>>>>

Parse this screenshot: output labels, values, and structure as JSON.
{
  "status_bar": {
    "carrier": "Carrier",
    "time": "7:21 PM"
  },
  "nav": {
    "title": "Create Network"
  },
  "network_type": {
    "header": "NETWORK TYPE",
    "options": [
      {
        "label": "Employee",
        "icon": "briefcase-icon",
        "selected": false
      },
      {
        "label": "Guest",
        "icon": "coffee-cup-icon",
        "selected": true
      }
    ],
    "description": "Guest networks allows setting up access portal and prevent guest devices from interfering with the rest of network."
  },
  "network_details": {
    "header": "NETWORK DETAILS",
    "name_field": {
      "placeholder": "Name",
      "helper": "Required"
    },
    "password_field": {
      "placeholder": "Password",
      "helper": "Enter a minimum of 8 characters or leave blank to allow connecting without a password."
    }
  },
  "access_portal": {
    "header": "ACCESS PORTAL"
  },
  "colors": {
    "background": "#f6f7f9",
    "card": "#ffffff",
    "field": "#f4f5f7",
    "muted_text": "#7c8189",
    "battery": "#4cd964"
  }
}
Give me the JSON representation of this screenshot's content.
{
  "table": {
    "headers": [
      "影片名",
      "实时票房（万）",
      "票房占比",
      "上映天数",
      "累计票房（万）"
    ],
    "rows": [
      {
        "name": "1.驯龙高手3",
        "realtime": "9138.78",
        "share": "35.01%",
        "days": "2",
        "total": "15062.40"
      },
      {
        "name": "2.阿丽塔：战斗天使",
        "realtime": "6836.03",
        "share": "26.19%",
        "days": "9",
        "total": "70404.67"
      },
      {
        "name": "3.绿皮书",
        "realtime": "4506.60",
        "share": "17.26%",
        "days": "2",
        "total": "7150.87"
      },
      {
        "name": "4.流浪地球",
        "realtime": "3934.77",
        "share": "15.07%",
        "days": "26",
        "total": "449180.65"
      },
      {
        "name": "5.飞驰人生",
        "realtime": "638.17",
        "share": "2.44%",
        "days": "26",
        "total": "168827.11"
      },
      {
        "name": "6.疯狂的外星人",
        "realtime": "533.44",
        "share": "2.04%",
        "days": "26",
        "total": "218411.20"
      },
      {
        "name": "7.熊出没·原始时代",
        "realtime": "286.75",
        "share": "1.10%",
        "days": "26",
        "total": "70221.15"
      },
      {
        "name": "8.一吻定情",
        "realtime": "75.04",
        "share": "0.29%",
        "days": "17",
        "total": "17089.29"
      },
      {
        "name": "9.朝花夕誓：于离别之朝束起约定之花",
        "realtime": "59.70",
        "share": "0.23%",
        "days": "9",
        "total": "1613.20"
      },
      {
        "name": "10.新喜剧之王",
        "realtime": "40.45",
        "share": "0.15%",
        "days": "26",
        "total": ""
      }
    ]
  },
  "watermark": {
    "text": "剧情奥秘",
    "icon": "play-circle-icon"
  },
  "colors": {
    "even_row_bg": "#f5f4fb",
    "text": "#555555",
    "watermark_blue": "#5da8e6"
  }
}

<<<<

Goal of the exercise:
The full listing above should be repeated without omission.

Result:
Parse this screenshot: output labels, values, and structure as JSON.
{
  "status_bar": {
    "carrier": "Carrier",
    "time": "7:21 PM"
  },
  "nav": {
    "title": "Create Network"
  },
  "network_type": {
    "header": "NETWORK TYPE",
    "options": [
      {
        "label": "Employee",
        "icon": "briefcase-icon",
        "selected": false
      },
      {
        "label": "Guest",
        "icon": "coffee-cup-icon",
        "selected": true
      }
    ],
    "description": "Guest networks allows setting up access portal and prevent guest devices from interfering with the rest of network."
  },
  "network_details": {
    "header": "NETWORK DETAILS",
    "name_field": {
      "placeholder": "Name",
      "helper": "Required"
    },
    "password_field": {
      "placeholder": "Password",
      "helper": "Enter a minimum of 8 characters or leave blank to allow connecting without a password."
    }
  },
  "access_portal": {
    "header": "ACCESS PORTAL"
  },
  "colors": {
    "background": "#f6f7f9",
    "card": "#ffffff",
    "field": "#f4f5f7",
    "muted_text": "#7c8189",
    "battery": "#4cd964"
  }
}
Give me the JSON representation of this screenshot's content.
{
  "table": {
    "headers": [
      "影片名",
      "实时票房（万）",
      "票房占比",
      "上映天数",
      "累计票房（万）"
    ],
    "rows": [
      {
        "name": "1.驯龙高手3",
        "realtime": "9138.78",
        "share": "35.01%",
        "days": "2",
        "total": "15062.40"
      },
      {
        "name": "2.阿丽塔：战斗天使",
        "realtime": "6836.03",
        "share": "26.19%",
        "days": "9",
        "total": "70404.67"
      },
      {
        "name": "3.绿皮书",
        "realtime": "4506.60",
        "share": "17.26%",
        "days": "2",
        "total": "7150.87"
      },
      {
        "name": "4.流浪地球",
        "realtime": "3934.77",
        "share": "15.07%",
        "days": "26",
        "total": "449180.65"
      },
      {
        "name": "5.飞驰人生",
        "realtime": "638.17",
        "share": "2.44%",
        "days": "26",
        "total": "168827.11"
      },
      {
        "name": "6.疯狂的外星人",
        "realtime": "533.44",
        "share": "2.04%",
        "days": "26",
        "total": "218411.20"
      },
      {
        "name": "7.熊出没·原始时代",
        "realtime": "286.75",
        "share": "1.10%",
        "days": "26",
        "total": "70221.15"
      },
      {
        "name": "8.一吻定情",
        "realtime": "75.04",
        "share": "0.29%",
        "days": "17",
        "total": "17089.29"
      },
      {
        "name": "9.朝花夕誓：于离别之朝束起约定之花",
        "realtime": "59.70",
        "share": "0.23%",
        "days": "9",
        "total": "1613.20"
      },
      {
        "name": "10.新喜剧之王",
        "realtime": "40.45",
        "share": "0.15%",
        "days": "26",
        "total": ""
      }
    ]
  },
  "watermark": {
    "text": "剧情奥秘",
    "icon": "play-circle-icon"
  },
  "colors": {
    "even_row_bg": "#f5f4fb",
    "text": "#555555",
    "watermark_blue": "#5da8e6"
  }
}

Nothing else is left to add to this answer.